Valve also gave a hint that there’ll be AAA titles available which will run natively on Linux/SteamOS. Will Half-Life 3 and Left 4 Dead 3 be among the launch titles? Other publishers also promised Linux ports for the future, already confirmed are Tropico 5 and Metro: Last Light. Deep Silver also evinced interest in releasing their games for Linux.
Gabe Newell gave some interesting insights about Valves Linux ambitions and game development in general during a talk at LinuxCon 2013. He explains that their customers see a clear demand for better Linux debuggers to ease the game development process. Valve is already contributing to LLDB and as mentioned in the talk also working on a completely new debugger which they will eventually release some time in the future.
NVIDIA releasing GPU documentation
Last thing which came as a quite a surprise today was that NVIDIA announced that they’ll begin to publish GPU documentation which will hopefully help the nouveau developers. AMD does this for quite a while now and just recently the open source drivers got a huge performance boost.
Gaming on Exherbo Linux
If you want to install Steam on Exherbo Linux an exheres is available in the ::games repository.
Note: I also offer a Mumble server on deltaquadrant.org which you can freely use to communicate with your friends during gaming.
Binary Planting and DLL Hijacking are this weeks catchphrases and while Microsoft released a manual workaround to reduce the risk of this Windows design issue, they also state “What Microsoft is doing” in the official technet article:

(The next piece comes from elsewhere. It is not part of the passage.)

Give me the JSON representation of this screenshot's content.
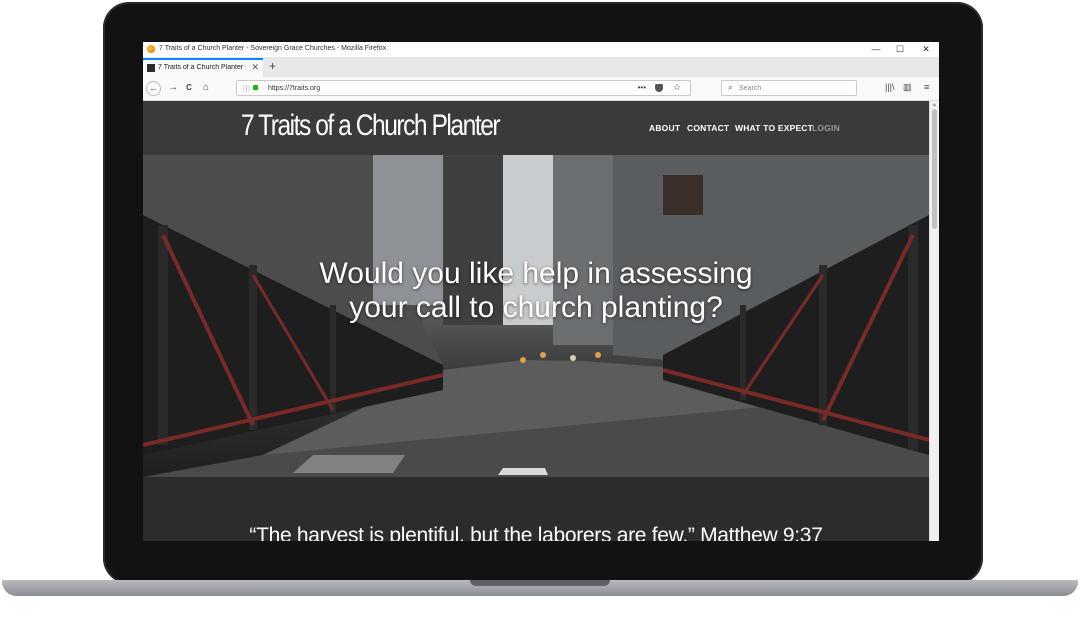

“Loading dynamic libraries is basic behavior for Windows and other operating systems, and the design of some applications require the ability to load libraries from the current working directory. Hence, this issue cannot directly be addressed in Windows without breaking expected functionality. Instead, it requires developers to ensure they code secure library loads. However, we’re looking into ways to make it easier for developers to not make this mistake in the future.”
That together with the most recent discovery that many applications try loading DLL files for compatibility reasons, like different Windows versions for example, makes this whole thing a huge mess which won’t be solved so quickly. Particularly for applications with dead upstream. Exploit-DB already has a growing list of applications vulnerable for this attack, it’s expected that there’ll be plenty of updates comming shortly for various applications. To name a few prominent ones: Firefox, Thunderbird, VLC media player, Winamp, Skype, PuTTY, Microsoft Office, Adobe CSx, CorelDRAW, AutoCAD, the NVIDIA display driver, and so on.
So be sure to keep yourself and your applications up2date!
Update 27/08/2010: VLC media player 1.1.4 fixing the security issue has been released.
Today patch 3.3.5 for World of Warcraft was released in Europe. If you’re running an up to date Linux distribution you’ll be greeted with a Wine error after patching WoW and trying to login with your battle.net account. Blizzard did some changes to the login code also mentioned in the patch changelog, but the problem this time is neither WoW nor Wine. It’s a kernel bug introduced during the development cycle for 2.6.33 by this commit. Kernels prior to 2.6.33 work just fine and thanks to the nature of Open Source and the people involved tracking down the issue in the WineHQ Bugzilla there already exists a kernel patch fixing the issue for kernels >=2.6.33 which awaits approval to be included in the mainline for the next kernel bugfix release.
So if you want to be able to enjoy WoW on Linux again, be sure to grab the patch and recompile your kernel!